** PROVIDED DATA follows **
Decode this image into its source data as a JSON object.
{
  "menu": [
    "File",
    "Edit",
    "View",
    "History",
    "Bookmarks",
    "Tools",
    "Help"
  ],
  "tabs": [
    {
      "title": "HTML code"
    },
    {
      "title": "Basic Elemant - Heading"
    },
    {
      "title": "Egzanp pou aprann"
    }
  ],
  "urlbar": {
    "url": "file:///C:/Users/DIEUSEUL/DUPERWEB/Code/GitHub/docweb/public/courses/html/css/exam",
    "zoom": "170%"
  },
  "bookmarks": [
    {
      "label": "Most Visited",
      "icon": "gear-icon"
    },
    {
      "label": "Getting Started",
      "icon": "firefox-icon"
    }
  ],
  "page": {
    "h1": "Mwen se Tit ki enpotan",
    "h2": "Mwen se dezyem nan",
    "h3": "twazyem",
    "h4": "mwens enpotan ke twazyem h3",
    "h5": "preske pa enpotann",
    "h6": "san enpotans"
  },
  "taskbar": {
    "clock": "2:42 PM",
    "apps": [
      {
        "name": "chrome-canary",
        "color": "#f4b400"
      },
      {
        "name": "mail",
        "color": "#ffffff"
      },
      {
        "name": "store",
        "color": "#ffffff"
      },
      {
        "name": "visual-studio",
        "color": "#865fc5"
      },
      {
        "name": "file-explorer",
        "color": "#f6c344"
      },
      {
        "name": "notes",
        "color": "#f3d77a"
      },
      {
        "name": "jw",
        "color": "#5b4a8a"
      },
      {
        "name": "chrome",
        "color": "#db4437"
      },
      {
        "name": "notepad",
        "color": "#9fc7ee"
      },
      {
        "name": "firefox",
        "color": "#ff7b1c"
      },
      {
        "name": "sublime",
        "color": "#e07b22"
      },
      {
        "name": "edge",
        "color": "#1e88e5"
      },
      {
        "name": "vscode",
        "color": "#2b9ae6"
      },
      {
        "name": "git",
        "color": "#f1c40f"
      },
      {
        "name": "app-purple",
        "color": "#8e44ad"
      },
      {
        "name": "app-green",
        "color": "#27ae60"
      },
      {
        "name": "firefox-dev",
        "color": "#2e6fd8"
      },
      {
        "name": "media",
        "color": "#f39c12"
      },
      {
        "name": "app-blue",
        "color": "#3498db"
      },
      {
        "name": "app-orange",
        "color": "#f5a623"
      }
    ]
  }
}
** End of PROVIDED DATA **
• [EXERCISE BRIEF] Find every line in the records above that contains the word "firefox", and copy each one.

• [TASK RESULT]
      "icon": "firefox-icon"
        "name": "firefox",
        "name": "firefox-dev",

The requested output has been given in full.